The American Historical Association awards the J. Russell Major Prize annually for the best work in English on any aspect of French history. The prize was established in memory of J. Russell Major, the distinguished scholar of French history who died on December 12, 1998, at the age of 77. Major served on the history faculty at Emory University from 1949 until his retirement in 1990, and wrote 10 books, including Representative Government in Early Modern France and From Renaissance Monarchy to Absolute Monarchy: French Kings, Nobles and Estates. The general rules for submission are:
- Books with a copyright of 2015 are eligible for the 2016 award.
- Nominators must complete an online prize submission form for each book submitted.
- One copy of each entry must be sent to each committee member and clearly labeled “Major Prize Entry.” Electronic copies may be sent only to committee members who have indicated they will accept them.

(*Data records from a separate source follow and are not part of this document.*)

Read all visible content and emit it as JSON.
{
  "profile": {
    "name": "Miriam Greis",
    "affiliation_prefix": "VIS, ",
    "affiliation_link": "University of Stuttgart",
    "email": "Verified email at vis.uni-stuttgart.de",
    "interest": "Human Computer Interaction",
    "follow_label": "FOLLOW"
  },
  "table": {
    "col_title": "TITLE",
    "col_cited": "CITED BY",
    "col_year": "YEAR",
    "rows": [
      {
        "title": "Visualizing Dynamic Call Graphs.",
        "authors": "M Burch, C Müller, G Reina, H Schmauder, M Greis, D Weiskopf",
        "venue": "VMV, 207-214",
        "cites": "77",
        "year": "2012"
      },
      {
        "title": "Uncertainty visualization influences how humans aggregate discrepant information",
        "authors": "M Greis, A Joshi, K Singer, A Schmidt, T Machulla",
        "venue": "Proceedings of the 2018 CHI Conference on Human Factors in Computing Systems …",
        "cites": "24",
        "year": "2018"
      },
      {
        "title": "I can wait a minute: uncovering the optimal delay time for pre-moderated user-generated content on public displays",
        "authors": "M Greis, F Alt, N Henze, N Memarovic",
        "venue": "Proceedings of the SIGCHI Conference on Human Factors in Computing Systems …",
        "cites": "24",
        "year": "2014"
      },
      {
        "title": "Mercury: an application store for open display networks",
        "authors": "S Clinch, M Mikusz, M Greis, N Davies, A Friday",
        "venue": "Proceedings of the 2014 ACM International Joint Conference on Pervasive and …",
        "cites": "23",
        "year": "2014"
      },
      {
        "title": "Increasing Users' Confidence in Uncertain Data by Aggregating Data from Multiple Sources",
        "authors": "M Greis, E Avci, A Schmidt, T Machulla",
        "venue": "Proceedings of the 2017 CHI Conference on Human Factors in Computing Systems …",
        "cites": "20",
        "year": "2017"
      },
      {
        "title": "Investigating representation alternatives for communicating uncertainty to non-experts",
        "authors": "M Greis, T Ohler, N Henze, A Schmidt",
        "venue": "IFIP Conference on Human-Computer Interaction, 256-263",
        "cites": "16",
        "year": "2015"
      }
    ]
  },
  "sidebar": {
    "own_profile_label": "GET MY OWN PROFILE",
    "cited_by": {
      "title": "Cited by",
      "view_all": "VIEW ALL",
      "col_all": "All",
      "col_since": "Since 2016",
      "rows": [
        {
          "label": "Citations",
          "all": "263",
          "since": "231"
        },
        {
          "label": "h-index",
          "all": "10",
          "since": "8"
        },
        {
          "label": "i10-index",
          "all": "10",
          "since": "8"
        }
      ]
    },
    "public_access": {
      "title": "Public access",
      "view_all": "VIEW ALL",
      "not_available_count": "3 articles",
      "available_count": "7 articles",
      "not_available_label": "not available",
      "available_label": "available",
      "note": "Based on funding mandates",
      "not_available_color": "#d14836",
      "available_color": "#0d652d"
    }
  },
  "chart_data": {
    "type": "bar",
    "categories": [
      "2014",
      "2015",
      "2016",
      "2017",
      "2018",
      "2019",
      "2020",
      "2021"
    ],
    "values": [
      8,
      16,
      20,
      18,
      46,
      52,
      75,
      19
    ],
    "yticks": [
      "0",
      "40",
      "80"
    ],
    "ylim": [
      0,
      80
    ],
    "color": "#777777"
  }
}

Please Note: Entries must be received by May 15, 2016, to be eligible for the 2016 competition. Entries will not be returned. Recipients will be announced on the AHA website in October 2016 and recognized during a ceremony at the January 2017 AHA annual meeting in Denver.
For questions, please contact the Prize Administrator.
Contact Information for Committee Members
Send one copy to each committee member and complete the prize submission form (above).
|Tessie P. Liu||Michael B. Miller||Allan A. Tulchin|
|Northwestern Univ.||Univ. of Miami||807 Grandin Ave.|
|Dept. of History||Dept. of History||Rockville, MD 20850|
|1881 Sheridan Rd.||PO Box firstname.lastname@example.org|
|Harris Hall||Coral Gables, FL 33124-4662|
|Evanston, IL email@example.com|
2015 Major Prize
Michael Kwass, Johns Hopkins Univ.
Contraband: Louis Mandrin and the Making of a Global Underground (Harvard Univ. Press)
Michael Kwass’s Contraband tells the gripping tale of an 18th-century gentleman smuggler, framed in the context of emerging global capitalism and the Old Regime French state’s brutal attempts to stamp out underground markets. Deeply researched and engagingly written, this fine book challenges readers to think over the long term about how porous borders have conflicted with state efforts to regulate consumer demand—a situation that engenders violence and may delegitimize the regime itself.